Directions for this task: Give the count of lines in the data that include the string "risk", with no added remarks.

[Data about app and page elements]

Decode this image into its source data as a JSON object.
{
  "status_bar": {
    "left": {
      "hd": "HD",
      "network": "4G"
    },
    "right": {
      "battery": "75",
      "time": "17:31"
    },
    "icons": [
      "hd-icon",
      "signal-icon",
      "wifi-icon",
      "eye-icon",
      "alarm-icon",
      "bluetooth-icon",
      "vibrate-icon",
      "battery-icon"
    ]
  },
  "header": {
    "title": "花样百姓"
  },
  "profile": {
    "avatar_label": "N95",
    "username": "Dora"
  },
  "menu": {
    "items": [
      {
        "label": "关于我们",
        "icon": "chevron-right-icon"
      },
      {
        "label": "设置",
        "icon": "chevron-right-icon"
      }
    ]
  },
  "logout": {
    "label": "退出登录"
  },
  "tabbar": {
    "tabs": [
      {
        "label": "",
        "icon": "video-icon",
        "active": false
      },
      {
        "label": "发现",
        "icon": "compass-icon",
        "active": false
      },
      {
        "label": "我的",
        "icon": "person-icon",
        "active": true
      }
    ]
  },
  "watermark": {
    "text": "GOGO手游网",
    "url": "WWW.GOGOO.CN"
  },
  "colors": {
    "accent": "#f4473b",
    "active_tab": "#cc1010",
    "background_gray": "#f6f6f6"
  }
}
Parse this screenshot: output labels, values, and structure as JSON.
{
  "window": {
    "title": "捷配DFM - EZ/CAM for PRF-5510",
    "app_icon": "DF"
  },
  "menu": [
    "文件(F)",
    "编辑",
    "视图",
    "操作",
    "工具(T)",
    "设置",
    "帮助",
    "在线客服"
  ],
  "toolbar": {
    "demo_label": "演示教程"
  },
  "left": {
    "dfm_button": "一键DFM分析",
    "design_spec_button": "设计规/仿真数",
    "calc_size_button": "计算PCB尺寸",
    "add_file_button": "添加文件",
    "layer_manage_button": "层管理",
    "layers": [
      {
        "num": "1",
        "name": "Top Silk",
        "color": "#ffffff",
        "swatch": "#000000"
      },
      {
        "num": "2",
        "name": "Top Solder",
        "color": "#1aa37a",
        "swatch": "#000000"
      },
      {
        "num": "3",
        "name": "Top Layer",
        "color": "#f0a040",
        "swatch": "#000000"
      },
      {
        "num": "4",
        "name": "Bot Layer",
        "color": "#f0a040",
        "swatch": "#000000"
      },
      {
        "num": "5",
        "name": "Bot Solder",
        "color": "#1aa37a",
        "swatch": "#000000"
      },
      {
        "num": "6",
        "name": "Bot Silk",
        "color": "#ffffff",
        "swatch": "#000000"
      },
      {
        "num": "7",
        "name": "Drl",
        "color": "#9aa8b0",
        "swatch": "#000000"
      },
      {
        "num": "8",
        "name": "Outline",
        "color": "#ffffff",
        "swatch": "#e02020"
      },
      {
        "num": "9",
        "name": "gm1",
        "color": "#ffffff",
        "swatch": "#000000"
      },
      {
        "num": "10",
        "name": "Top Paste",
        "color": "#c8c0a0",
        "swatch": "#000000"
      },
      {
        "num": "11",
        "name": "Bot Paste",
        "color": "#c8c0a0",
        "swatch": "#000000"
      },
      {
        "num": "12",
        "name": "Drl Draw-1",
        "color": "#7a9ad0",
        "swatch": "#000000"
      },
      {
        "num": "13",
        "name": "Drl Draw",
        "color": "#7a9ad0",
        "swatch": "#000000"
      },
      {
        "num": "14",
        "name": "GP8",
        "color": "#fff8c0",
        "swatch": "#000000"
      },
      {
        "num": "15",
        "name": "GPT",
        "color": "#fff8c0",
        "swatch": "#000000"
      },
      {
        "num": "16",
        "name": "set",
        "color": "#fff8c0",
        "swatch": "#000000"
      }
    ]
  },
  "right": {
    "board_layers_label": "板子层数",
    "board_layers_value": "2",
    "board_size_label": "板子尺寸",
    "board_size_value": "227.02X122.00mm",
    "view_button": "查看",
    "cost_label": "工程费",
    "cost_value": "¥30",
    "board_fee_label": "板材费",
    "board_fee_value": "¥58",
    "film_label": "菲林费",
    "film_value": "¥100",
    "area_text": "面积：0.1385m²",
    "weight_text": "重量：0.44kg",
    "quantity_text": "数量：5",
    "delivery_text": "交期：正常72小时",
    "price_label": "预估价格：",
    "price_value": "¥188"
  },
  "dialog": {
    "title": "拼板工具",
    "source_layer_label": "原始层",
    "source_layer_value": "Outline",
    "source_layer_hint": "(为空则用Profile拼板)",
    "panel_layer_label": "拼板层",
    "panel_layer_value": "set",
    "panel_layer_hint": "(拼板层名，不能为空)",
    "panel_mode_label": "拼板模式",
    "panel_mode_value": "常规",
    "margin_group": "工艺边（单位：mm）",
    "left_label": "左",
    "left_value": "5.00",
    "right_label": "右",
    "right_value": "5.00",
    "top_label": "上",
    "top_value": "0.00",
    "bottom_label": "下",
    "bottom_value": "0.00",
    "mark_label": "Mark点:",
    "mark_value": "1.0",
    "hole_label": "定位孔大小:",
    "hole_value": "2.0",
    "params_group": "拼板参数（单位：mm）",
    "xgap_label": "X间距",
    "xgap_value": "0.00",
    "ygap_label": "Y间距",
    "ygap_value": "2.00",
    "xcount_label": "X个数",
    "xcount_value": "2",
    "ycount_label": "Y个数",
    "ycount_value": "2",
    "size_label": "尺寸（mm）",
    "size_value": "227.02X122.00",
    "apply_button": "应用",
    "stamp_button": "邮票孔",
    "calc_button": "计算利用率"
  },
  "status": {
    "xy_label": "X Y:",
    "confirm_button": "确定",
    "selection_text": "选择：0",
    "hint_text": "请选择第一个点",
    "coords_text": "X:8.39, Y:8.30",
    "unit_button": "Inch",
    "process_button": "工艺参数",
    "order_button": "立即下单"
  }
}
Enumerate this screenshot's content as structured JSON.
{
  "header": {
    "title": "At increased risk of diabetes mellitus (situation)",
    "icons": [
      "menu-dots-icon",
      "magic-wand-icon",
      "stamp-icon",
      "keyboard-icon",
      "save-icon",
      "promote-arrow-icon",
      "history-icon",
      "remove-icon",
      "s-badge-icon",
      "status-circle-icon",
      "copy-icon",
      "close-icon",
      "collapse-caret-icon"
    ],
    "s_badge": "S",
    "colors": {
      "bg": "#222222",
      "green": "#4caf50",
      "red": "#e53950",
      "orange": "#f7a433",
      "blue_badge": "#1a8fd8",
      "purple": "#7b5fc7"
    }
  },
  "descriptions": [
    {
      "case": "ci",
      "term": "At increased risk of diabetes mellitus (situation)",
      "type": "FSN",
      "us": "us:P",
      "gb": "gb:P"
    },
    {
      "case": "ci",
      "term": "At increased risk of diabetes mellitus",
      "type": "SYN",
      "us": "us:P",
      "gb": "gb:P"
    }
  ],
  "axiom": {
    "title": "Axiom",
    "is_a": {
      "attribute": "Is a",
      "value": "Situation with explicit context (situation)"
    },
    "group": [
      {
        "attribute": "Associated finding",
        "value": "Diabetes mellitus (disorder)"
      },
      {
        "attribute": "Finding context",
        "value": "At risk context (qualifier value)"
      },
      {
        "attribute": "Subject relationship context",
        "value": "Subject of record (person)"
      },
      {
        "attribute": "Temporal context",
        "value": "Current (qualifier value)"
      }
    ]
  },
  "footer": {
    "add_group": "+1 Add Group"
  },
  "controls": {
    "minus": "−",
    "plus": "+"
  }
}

Written solution: 4